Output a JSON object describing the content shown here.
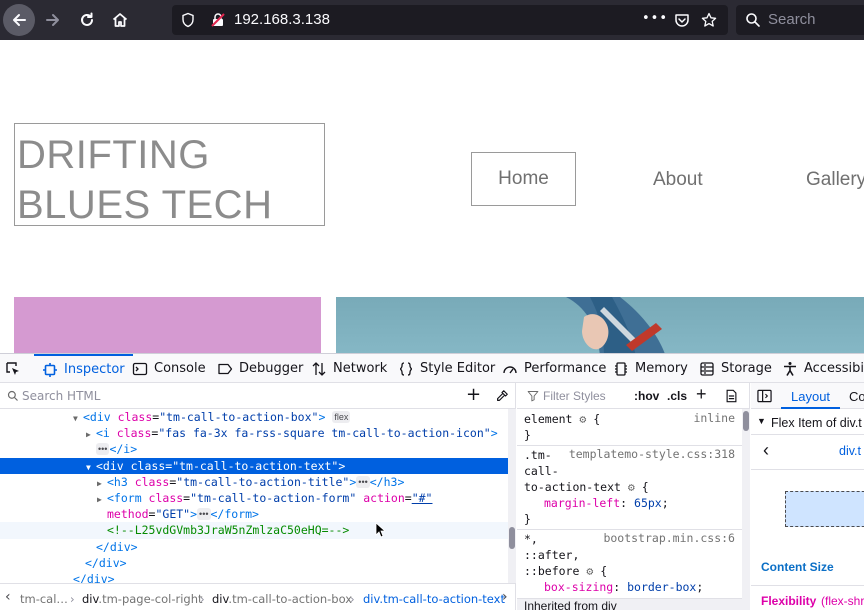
{
  "browser": {
    "url": "192.168.3.138",
    "search_placeholder": "Search",
    "overflow_glyph": "•••"
  },
  "page": {
    "logo": "DRIFTING\nBLUES TECH",
    "nav": {
      "home": "Home",
      "about": "About",
      "gallery": "Gallery"
    },
    "colors": {
      "purple_block": "#d59ad1",
      "hero": "#7fb1bf"
    }
  },
  "devtools": {
    "tabs": {
      "inspector": "Inspector",
      "console": "Console",
      "debugger": "Debugger",
      "network": "Network",
      "style_editor": "Style Editor",
      "performance": "Performance",
      "memory": "Memory",
      "storage": "Storage",
      "accessibility": "Accessibili"
    },
    "markup": {
      "search_placeholder": "Search HTML",
      "lines": {
        "l1": {
          "open": "<div ",
          "a1": "class",
          "v1": "\"tm-call-to-action-box\"",
          "close": ">",
          "pill": "flex"
        },
        "l2": {
          "open": "<i ",
          "a1": "class",
          "v1": "\"fas fa-3x fa-rss-square tm-call-to-action-icon\"",
          "close": ">"
        },
        "l3": {
          "pill": "•••",
          "close": "</i>"
        },
        "l4": {
          "open": "<div ",
          "a1": "class",
          "v1": "\"tm-call-to-action-text\"",
          "close": ">"
        },
        "l5": {
          "open": "<h3 ",
          "a1": "class",
          "v1": "\"tm-call-to-action-title\"",
          "close": ">",
          "pill": "•••",
          "end": "</h3>"
        },
        "l6": {
          "open": "<form ",
          "a1": "class",
          "v1": "\"tm-call-to-action-form\"",
          "a2": "action",
          "v2": "\"#\""
        },
        "l7": {
          "a3": "method",
          "v3": "\"GET\"",
          "close": ">",
          "pill": "•••",
          "end": "</form>"
        },
        "l8": {
          "comment": "<!--L25vdGVmb3JraW5nZmlzaC50eHQ=-->"
        },
        "l9": {
          "end": "</div>"
        },
        "l10": {
          "end": "</div>"
        },
        "l11": {
          "end": "</div>"
        }
      }
    },
    "breadcrumbs": {
      "c1": "tm-cal…",
      "c2a": "div",
      "c2b": ".tm-page-col-right",
      "c3a": "div",
      "c3b": ".tm-call-to-action-box",
      "c4": "div.tm-call-to-action-text"
    },
    "rules": {
      "filter_placeholder": "Filter Styles",
      "hov": ":hov",
      "cls": ".cls",
      "r1_selector": "element",
      "r1_source": "inline",
      "r2_sel1": ".tm-",
      "r2_source": "templatemo-style.css:318",
      "r2_sel2": "call-",
      "r2_sel3": "to-action-text",
      "r2_prop": "margin-left",
      "r2_val": "65px",
      "r3_sel1": "*,",
      "r3_source": "bootstrap.min.css:6",
      "r3_sel2": "::after,",
      "r3_sel3": "::before",
      "r3_prop": "box-sizing",
      "r3_val": "border-box",
      "inherited": "Inherited from div"
    },
    "layout": {
      "tab_layout": "Layout",
      "tab_computed": "Co",
      "flex_item": "Flex Item of div.t",
      "div_link": "div.t",
      "content_size": "Content Size",
      "flexibility": "Flexibility",
      "flexibility_val": "(flex-shr"
    }
  }
}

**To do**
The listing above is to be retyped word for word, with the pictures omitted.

**Expected answer**
Output a JSON object describing the content shown here.
{
  "browser": {
    "url": "192.168.3.138",
    "search_placeholder": "Search",
    "overflow_glyph": "•••"
  },
  "page": {
    "logo": "DRIFTING\nBLUES TECH",
    "nav": {
      "home": "Home",
      "about": "About",
      "gallery": "Gallery"
    },
    "colors": {
      "purple_block": "#d59ad1",
      "hero": "#7fb1bf"
    }
  },
  "devtools": {
    "tabs": {
      "inspector": "Inspector",
      "console": "Console",
      "debugger": "Debugger",
      "network": "Network",
      "style_editor": "Style Editor",
      "performance": "Performance",
      "memory": "Memory",
      "storage": "Storage",
      "accessibility": "Accessibili"
    },
    "markup": {
      "search_placeholder": "Search HTML",
      "lines": {
        "l1": {
          "open": "<div ",
          "a1": "class",
          "v1": "\"tm-call-to-action-box\"",
          "close": ">",
          "pill": "flex"
        },
        "l2": {
          "open": "<i ",
          "a1": "class",
          "v1": "\"fas fa-3x fa-rss-square tm-call-to-action-icon\"",
          "close": ">"
        },
        "l3": {
          "pill": "•••",
          "close": "</i>"
        },
        "l4": {
          "open": "<div ",
          "a1": "class",
          "v1": "\"tm-call-to-action-text\"",
          "close": ">"
        },
        "l5": {
          "open": "<h3 ",
          "a1": "class",
          "v1": "\"tm-call-to-action-title\"",
          "close": ">",
          "pill": "•••",
          "end": "</h3>"
        },
        "l6": {
          "open": "<form ",
          "a1": "class",
          "v1": "\"tm-call-to-action-form\"",
          "a2": "action",
          "v2": "\"#\""
        },
        "l7": {
          "a3": "method",
          "v3": "\"GET\"",
          "close": ">",
          "pill": "•••",
          "end": "</form>"
        },
        "l8": {
          "comment": "<!--L25vdGVmb3JraW5nZmlzaC50eHQ=-->"
        },
        "l9": {
          "end": "</div>"
        },
        "l10": {
          "end": "</div>"
        },
        "l11": {
          "end": "</div>"
        }
      }
    },
    "breadcrumbs": {
      "c1": "tm-cal…",
      "c2a": "div",
      "c2b": ".tm-page-col-right",
      "c3a": "div",
      "c3b": ".tm-call-to-action-box",
      "c4": "div.tm-call-to-action-text"
    },
    "rules": {
      "filter_placeholder": "Filter Styles",
      "hov": ":hov",
      "cls": ".cls",
      "r1_selector": "element",
      "r1_source": "inline",
      "r2_sel1": ".tm-",
      "r2_source": "templatemo-style.css:318",
      "r2_sel2": "call-",
      "r2_sel3": "to-action-text",
      "r2_prop": "margin-left",
      "r2_val": "65px",
      "r3_sel1": "*,",
      "r3_source": "bootstrap.min.css:6",
      "r3_sel2": "::after,",
      "r3_sel3": "::before",
      "r3_prop": "box-sizing",
      "r3_val": "border-box",
      "inherited": "Inherited from div"
    },
    "layout": {
      "tab_layout": "Layout",
      "tab_computed": "Co",
      "flex_item": "Flex Item of div.t",
      "div_link": "div.t",
      "content_size": "Content Size",
      "flexibility": "Flexibility",
      "flexibility_val": "(flex-shr"
    }
  }
}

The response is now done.